Would you restate the data exactly as given?
──────
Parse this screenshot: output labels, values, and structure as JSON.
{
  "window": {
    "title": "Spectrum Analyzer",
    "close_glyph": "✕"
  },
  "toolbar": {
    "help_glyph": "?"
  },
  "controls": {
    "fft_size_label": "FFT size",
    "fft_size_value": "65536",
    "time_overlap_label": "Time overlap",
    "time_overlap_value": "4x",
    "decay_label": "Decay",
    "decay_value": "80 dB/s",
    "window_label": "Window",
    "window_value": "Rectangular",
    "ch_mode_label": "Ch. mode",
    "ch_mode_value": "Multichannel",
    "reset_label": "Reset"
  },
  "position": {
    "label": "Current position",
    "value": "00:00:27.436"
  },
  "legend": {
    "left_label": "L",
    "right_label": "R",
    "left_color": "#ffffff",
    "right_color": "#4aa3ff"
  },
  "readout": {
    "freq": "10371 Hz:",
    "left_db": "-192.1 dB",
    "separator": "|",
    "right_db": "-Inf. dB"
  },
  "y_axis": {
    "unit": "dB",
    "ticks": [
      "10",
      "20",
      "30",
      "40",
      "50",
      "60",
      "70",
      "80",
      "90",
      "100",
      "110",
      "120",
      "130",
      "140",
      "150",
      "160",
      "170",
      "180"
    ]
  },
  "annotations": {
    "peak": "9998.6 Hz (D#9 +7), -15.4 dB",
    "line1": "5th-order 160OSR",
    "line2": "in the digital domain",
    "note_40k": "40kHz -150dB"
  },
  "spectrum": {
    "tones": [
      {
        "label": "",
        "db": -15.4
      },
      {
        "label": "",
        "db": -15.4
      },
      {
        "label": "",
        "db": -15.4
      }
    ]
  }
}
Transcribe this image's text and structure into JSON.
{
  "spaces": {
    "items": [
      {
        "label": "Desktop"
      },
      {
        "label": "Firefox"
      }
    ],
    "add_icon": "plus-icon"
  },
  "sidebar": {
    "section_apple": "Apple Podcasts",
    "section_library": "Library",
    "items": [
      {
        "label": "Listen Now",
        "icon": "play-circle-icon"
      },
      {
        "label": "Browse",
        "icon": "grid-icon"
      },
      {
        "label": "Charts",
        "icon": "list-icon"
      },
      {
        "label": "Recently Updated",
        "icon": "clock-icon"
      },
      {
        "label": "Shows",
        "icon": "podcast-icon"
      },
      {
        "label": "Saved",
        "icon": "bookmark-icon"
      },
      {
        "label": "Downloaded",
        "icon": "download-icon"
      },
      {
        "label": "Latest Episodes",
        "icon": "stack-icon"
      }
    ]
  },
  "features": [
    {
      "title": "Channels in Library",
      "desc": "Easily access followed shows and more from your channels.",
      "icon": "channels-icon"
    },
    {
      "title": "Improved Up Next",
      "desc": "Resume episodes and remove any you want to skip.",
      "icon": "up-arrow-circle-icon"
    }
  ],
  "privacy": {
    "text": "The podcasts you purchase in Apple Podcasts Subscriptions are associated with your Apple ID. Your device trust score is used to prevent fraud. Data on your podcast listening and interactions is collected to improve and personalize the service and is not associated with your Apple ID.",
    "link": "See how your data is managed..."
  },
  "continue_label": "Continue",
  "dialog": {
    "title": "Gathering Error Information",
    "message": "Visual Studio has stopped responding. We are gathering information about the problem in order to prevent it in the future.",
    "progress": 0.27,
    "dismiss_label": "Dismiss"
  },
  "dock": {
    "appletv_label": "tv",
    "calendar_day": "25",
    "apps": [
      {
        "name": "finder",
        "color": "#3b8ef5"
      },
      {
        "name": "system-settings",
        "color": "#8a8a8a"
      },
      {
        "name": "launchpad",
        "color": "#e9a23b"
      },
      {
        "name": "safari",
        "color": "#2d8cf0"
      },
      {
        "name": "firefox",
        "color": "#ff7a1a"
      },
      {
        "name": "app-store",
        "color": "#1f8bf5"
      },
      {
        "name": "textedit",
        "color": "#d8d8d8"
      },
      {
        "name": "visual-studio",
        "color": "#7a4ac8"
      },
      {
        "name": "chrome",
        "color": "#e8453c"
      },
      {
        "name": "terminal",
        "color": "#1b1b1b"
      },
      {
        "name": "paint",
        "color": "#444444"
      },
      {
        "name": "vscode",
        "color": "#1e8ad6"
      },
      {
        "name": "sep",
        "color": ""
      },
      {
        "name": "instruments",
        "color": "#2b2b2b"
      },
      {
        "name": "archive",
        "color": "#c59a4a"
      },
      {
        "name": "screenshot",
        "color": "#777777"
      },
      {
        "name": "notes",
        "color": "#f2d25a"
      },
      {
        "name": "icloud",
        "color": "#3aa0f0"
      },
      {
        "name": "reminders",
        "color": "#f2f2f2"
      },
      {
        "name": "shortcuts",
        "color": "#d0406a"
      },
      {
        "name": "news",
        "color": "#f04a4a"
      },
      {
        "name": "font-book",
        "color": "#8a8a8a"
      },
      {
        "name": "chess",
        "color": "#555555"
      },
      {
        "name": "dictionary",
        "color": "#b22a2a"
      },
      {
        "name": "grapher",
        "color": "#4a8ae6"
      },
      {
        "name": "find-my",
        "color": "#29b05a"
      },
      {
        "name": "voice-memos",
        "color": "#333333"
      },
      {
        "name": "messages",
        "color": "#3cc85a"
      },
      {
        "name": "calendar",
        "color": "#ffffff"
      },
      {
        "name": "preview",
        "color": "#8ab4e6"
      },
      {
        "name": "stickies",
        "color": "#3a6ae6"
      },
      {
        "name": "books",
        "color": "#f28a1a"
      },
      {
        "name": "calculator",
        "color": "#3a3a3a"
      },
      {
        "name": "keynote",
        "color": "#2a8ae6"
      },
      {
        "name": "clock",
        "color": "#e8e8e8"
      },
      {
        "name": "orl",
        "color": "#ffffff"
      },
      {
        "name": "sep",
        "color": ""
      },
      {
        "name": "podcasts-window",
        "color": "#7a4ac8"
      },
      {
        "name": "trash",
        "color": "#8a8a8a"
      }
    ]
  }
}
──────
• ANSWER
Parse this screenshot: output labels, values, and structure as JSON.
{
  "window": {
    "title": "Spectrum Analyzer",
    "close_glyph": "✕"
  },
  "toolbar": {
    "help_glyph": "?"
  },
  "controls": {
    "fft_size_label": "FFT size",
    "fft_size_value": "65536",
    "time_overlap_label": "Time overlap",
    "time_overlap_value": "4x",
    "decay_label": "Decay",
    "decay_value": "80 dB/s",
    "window_label": "Window",
    "window_value": "Rectangular",
    "ch_mode_label": "Ch. mode",
    "ch_mode_value": "Multichannel",
    "reset_label": "Reset"
  },
  "position": {
    "label": "Current position",
    "value": "00:00:27.436"
  },
  "legend": {
    "left_label": "L",
    "right_label": "R",
    "left_color": "#ffffff",
    "right_color": "#4aa3ff"
  },
  "readout": {
    "freq": "10371 Hz:",
    "left_db": "-192.1 dB",
    "separator": "|",
    "right_db": "-Inf. dB"
  },
  "y_axis": {
    "unit": "dB",
    "ticks": [
      "10",
      "20",
      "30",
      "40",
      "50",
      "60",
      "70",
      "80",
      "90",
      "100",
      "110",
      "120",
      "130",
      "140",
      "150",
      "160",
      "170",
      "180"
    ]
  },
  "annotations": {
    "peak": "9998.6 Hz (D#9 +7), -15.4 dB",
    "line1": "5th-order 160OSR",
    "line2": "in the digital domain",
    "note_40k": "40kHz -150dB"
  },
  "spectrum": {
    "tones": [
      {
        "label": "",
        "db": -15.4
      },
      {
        "label": "",
        "db": -15.4
      },
      {
        "label": "",
        "db": -15.4
      }
    ]
  }
}
Transcribe this image's text and structure into JSON.
{
  "spaces": {
    "items": [
      {
        "label": "Desktop"
      },
      {
        "label": "Firefox"
      }
    ],
    "add_icon": "plus-icon"
  },
  "sidebar": {
    "section_apple": "Apple Podcasts",
    "section_library": "Library",
    "items": [
      {
        "label": "Listen Now",
        "icon": "play-circle-icon"
      },
      {
        "label": "Browse",
        "icon": "grid-icon"
      },
      {
        "label": "Charts",
        "icon": "list-icon"
      },
      {
        "label": "Recently Updated",
        "icon": "clock-icon"
      },
      {
        "label": "Shows",
        "icon": "podcast-icon"
      },
      {
        "label": "Saved",
        "icon": "bookmark-icon"
      },
      {
        "label": "Downloaded",
        "icon": "download-icon"
      },
      {
        "label": "Latest Episodes",
        "icon": "stack-icon"
      }
    ]
  },
  "features": [
    {
      "title": "Channels in Library",
      "desc": "Easily access followed shows and more from your channels.",
      "icon": "channels-icon"
    },
    {
      "title": "Improved Up Next",
      "desc": "Resume episodes and remove any you want to skip.",
      "icon": "up-arrow-circle-icon"
    }
  ],
  "privacy": {
    "text": "The podcasts you purchase in Apple Podcasts Subscriptions are associated with your Apple ID. Your device trust score is used to prevent fraud. Data on your podcast listening and interactions is collected to improve and personalize the service and is not associated with your Apple ID.",
    "link": "See how your data is managed..."
  },
  "continue_label": "Continue",
  "dialog": {
    "title": "Gathering Error Information",
    "message": "Visual Studio has stopped responding. We are gathering information about the problem in order to prevent it in the future.",
    "progress": 0.27,
    "dismiss_label": "Dismiss"
  },
  "dock": {
    "appletv_label": "tv",
    "calendar_day": "25",
    "apps": [
      {
        "name": "finder",
        "color": "#3b8ef5"
      },
      {
        "name": "system-settings",
        "color": "#8a8a8a"
      },
      {
        "name": "launchpad",
        "color": "#e9a23b"
      },
      {
        "name": "safari",
        "color": "#2d8cf0"
      },
      {
        "name": "firefox",
        "color": "#ff7a1a"
      },
      {
        "name": "app-store",
        "color": "#1f8bf5"
      },
      {
        "name": "textedit",
        "color": "#d8d8d8"
      },
      {
        "name": "visual-studio",
        "color": "#7a4ac8"
      },
      {
        "name": "chrome",
        "color": "#e8453c"
      },
      {
        "name": "terminal",
        "color": "#1b1b1b"
      },
      {
        "name": "paint",
        "color": "#444444"
      },
      {
        "name": "vscode",
        "color": "#1e8ad6"
      },
      {
        "name": "sep",
        "color": ""
      },
      {
        "name": "instruments",
        "color": "#2b2b2b"
      },
      {
        "name": "archive",
        "color": "#c59a4a"
      },
      {
        "name": "screenshot",
        "color": "#777777"
      },
      {
        "name": "notes",
        "color": "#f2d25a"
      },
      {
        "name": "icloud",
        "color": "#3aa0f0"
      },
      {
        "name": "reminders",
        "color": "#f2f2f2"
      },
      {
        "name": "shortcuts",
        "color": "#d0406a"
      },
      {
        "name": "news",
        "color": "#f04a4a"
      },
      {
        "name": "font-book",
        "color": "#8a8a8a"
      },
      {
        "name": "chess",
        "color": "#555555"
      },
      {
        "name": "dictionary",
        "color": "#b22a2a"
      },
      {
        "name": "grapher",
        "color": "#4a8ae6"
      },
      {
        "name": "find-my",
        "color": "#29b05a"
      },
      {
        "name": "voice-memos",
        "color": "#333333"
      },
      {
        "name": "messages",
        "color": "#3cc85a"
      },
      {
        "name": "calendar",
        "color": "#ffffff"
      },
      {
        "name": "preview",
        "color": "#8ab4e6"
      },
      {
        "name": "stickies",
        "color": "#3a6ae6"
      },
      {
        "name": "books",
        "color": "#f28a1a"
      },
      {
        "name": "calculator",
        "color": "#3a3a3a"
      },
      {
        "name": "keynote",
        "color": "#2a8ae6"
      },
      {
        "name": "clock",
        "color": "#e8e8e8"
      },
      {
        "name": "orl",
        "color": "#ffffff"
      },
      {
        "name": "sep",
        "color": ""
      },
      {
        "name": "podcasts-window",
        "color": "#7a4ac8"
      },
      {
        "name": "trash",
        "color": "#8a8a8a"
      }
    ]
  }
}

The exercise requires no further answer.